The Transvestite Surgeon

Dr James Barry studied at Edinburgh and qualified with a Medical Doctorate. He entered the army and had a sterling career there. But not all things were as they seemed at the time. Who was Dr James Barry?


In 1809, a young man freshly arrived from Ireland entered Edinburgh University as a literary and medical student. He qualified with a Medical Doctorate in 1812 and moved to London where friends of his uncle the painter James Barry lived. His uncle had been a well-known Irish artist and professor for painting at London’s Royal Academy until his death in 1806. In London, Barry signed up for a course with the United Hospitals of Guy’s and St. Thomas’. In 1813, he passed the examination for the Royal College of Surgeons of England and qualified as a Regimental Assistant. 


With stops in Chelsea and Plymouth, he was first posted to India and then to South Africa. He arrived in Cape Town for the first time in 1815 and again in 1824. He was promoted Medical Inspector for the colony within weeks of this arrival and stayed until 1828. In his time in the colony, he revolutionized Cape Town’s water supply, undertook one of the first successful Cesarean sections (mother and child both survived) in 1826, and made a general pest of himself criticizing local medical matters.
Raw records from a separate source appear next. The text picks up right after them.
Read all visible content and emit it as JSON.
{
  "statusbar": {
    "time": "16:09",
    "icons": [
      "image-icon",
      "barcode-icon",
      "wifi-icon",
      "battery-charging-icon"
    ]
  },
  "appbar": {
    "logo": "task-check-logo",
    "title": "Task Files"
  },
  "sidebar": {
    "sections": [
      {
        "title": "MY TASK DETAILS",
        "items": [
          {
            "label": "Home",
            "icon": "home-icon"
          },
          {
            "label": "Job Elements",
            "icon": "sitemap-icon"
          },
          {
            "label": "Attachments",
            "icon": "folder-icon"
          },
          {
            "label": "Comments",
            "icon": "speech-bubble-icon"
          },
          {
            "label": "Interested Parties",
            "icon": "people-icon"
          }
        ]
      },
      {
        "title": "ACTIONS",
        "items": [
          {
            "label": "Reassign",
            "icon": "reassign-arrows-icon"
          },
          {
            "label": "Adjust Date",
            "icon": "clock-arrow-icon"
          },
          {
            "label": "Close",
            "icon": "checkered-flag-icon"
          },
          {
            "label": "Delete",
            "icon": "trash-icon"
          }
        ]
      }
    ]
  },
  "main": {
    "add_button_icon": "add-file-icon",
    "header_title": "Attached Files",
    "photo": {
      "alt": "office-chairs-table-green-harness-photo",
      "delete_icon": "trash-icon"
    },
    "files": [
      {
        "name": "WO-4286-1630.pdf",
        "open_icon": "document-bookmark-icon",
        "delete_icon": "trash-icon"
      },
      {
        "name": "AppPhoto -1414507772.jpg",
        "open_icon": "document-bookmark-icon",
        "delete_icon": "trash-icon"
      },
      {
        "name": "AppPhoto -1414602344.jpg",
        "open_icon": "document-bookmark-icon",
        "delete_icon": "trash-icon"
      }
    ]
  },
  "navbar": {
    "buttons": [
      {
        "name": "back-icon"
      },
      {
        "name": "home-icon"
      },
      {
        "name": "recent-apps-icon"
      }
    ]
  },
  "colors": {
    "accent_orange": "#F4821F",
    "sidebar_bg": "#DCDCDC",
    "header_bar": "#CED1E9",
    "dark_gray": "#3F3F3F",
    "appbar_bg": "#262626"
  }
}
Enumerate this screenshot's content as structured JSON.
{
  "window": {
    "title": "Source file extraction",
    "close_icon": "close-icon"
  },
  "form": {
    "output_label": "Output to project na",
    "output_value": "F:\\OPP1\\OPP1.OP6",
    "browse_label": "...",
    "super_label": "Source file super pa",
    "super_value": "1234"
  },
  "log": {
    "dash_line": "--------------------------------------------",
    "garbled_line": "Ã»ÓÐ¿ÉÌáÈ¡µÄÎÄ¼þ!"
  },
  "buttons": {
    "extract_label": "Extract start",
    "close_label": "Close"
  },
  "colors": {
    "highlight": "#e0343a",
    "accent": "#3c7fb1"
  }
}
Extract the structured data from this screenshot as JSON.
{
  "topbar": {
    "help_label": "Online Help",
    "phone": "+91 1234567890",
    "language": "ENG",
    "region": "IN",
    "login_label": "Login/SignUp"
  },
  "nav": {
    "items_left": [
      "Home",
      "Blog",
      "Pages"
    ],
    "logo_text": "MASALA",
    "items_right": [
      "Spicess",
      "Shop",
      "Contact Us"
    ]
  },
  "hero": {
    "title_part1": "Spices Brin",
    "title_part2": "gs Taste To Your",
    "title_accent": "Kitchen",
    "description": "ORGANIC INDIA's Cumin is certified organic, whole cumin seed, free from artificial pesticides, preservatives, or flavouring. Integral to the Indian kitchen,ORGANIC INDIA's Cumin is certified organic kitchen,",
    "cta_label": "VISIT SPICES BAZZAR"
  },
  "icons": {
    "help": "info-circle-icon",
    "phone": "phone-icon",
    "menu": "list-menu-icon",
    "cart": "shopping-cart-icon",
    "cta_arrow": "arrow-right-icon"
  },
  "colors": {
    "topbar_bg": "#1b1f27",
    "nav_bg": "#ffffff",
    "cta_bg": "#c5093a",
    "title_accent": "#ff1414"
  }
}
His local enemies were numerous and they all pounced on the scandal when he was accused of having a homosexual relationship with the colony's governor Lord Charles Henry Somerset. 


From his first Cape Town posting, he was then sent to Mauritius, Trinidad and Tobago, and finally Saint Helena, followed by a curious gap in his records for the year 1819 where he virtually disappeared from all records. In Saint Helena in 1817, James Barry was called to attend the son of the Comte de Las Cases in the retinue of Emperor Napoleon. The Count wrote the following in his diary: “I received a visit from one of the captains of our station at St Helena. Knowing the state of my son's health, he brought a medical gentleman along with him. This was a mark of attention on his part, but the introduction occasioned for some moments, a curious misunderstanding. I mistook the Captain's medical friend for his son or nephew. The grave Doctor, who was presented to me was a boy of 18, with the form, the manners and the voice of a woman. But Mr Barry (such was his name) was described to be an absolute phenomenon. I was informed that he had obtained his diploma at the age of 13, after the most rigid examination, and that he had performed extraordinary cures at the Cape.” 


Dr James Barry's further postings included Jamaica, Canada, Malta, and Corfu. When he requested being sent to the Crimea during the Crimean War, he was refused. Instead, he took a holiday and embarked to Cyprus, from where he sailed to the Crimea and did what he wanted. That meant, mainly making a pest of himself over the food and sanitary dispositions in the field hospitals as well as the food served there. He met Florence Nightingale and the two loathed each other on sight, while appreciating the other’s work and dedication. 


Dr James Barry was made to retire in 1864 from his posting in Corfu and died in London in 1865. The charwoman preparing the body for the funeral discovered the true sex of the corpse as well as signs that this woman had born a child. Still, Dr James Barry was buried under this name at Kensal Green Cemetery. But what had been going on prior to 1809? 


In 1789, Margaret Ann Bulkley was born as the daughter of Jeremiah and Mary-Ann Bulkley in Ireland. Mary-Ann was the sister of painter James Barry. When Mary-Ann’s life slithered into chaos with her husband in prison for fraud and her son married and with a family to look after, she had to take steps to safeguard her and her daughter’s livelihood. Upon contacting some friends of her brother’s in London (namely the Beaufort family), she and her daughter planned a trip to Edinburgh. 


The day of the ship’s departure saw Mrs Bulkley embark with her nephew James Barry but without her daughter. A letter sent by the young Mr James Barry to the Bulkley solicitor back home mentioned the great comfort his aunt had taken from being accompanied by a young gentleman. Solicitors are sticklers for details, and the solicitor therefore noted on the back of the envelope ‘Miss Bulkley’. It’s the one thing that links the disappearance of Margaret Ann Bulkley to the sudden appearance of James Barry. 


Don’t take my time line at face value; I tried to make sense out of many contradictory accounts and publications. None of them is absolutely straight in their time line and often contradict each other. I was left a bit floundering. As an example, the Manchester Gazette of 1865 reported Dr James Barry’s death as having occurred on Corfu. 


Unhappily, Dr James Barry is remembered for all the wrong reasons with that scandal surfacing immediately after the funeral. What he should be remembered for was his ideas on and lifelong battle for better hygiene and better food in hospitals and in the army in general, strict control on quacks, doctors and pharmacists and their pharmaceutical products, and the accessibility of medical care for the local population irrespective of race and nationality. It's a fight she would still be fighting.


Further reading
Robert Koch: With System Against Disease
The First Family of Science: The Piccard Scientists
The Invention of George Eliot